**Entries from a dataset of interfaces:**
○ ○ ○ ○

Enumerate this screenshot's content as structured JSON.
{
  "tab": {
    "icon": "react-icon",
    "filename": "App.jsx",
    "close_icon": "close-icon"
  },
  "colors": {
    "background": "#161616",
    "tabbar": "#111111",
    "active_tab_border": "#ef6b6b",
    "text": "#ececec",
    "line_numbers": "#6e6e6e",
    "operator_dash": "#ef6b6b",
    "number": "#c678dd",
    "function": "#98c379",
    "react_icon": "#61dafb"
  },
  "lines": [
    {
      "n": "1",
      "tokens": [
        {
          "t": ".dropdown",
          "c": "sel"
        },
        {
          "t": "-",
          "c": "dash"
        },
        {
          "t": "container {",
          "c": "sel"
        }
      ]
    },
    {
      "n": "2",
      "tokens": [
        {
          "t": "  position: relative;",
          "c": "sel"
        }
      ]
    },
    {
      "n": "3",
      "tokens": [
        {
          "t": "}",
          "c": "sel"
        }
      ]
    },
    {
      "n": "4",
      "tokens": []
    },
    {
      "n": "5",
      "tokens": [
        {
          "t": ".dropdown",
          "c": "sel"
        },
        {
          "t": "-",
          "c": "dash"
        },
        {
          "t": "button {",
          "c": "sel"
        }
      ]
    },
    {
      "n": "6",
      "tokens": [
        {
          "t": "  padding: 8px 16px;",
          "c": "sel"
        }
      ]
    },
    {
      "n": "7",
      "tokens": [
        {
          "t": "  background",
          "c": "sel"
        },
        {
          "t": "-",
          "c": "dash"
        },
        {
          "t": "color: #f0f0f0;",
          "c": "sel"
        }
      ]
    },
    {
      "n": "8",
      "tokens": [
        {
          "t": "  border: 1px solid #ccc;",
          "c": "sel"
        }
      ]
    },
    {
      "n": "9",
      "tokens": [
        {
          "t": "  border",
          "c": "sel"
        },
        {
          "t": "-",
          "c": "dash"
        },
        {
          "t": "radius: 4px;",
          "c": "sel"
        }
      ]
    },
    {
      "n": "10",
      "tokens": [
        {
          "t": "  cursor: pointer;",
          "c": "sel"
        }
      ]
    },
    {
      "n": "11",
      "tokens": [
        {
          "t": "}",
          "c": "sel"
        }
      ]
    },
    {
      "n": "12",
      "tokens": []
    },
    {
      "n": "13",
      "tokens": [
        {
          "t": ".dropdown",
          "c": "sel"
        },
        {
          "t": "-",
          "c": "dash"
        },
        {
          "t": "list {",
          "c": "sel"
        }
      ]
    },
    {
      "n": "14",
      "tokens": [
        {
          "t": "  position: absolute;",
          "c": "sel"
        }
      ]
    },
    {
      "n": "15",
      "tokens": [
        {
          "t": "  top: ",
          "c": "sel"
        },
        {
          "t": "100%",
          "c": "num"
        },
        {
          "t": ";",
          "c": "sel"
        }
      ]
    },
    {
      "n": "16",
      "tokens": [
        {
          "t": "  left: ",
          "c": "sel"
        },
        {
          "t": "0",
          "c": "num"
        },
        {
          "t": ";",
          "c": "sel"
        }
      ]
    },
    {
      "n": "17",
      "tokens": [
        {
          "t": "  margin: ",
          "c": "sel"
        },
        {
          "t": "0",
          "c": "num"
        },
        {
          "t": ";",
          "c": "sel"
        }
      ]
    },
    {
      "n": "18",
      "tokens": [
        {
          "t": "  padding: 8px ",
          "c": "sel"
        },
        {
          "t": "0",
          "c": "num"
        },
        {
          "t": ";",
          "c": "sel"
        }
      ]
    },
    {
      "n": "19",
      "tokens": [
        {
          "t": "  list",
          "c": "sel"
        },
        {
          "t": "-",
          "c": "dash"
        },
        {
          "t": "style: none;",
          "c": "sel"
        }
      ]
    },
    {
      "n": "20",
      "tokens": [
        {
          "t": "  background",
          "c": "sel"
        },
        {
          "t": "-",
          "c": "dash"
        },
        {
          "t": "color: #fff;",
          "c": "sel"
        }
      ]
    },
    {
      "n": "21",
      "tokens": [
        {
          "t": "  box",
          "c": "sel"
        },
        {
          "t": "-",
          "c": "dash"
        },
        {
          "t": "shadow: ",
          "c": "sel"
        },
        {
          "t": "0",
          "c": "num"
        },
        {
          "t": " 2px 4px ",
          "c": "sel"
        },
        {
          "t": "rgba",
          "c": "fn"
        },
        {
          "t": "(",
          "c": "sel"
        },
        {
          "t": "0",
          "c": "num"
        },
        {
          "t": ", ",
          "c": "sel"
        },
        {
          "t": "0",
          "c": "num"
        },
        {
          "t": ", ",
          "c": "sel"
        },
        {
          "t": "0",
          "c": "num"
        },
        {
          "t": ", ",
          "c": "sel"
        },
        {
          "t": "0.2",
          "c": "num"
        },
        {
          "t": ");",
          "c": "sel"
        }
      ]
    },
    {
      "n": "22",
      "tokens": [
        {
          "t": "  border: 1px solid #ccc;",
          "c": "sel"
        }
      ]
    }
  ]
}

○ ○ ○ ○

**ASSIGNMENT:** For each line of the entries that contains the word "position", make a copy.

**OUTPUT:**
          "t": "  position: relative;",
          "t": "  position: absolute;",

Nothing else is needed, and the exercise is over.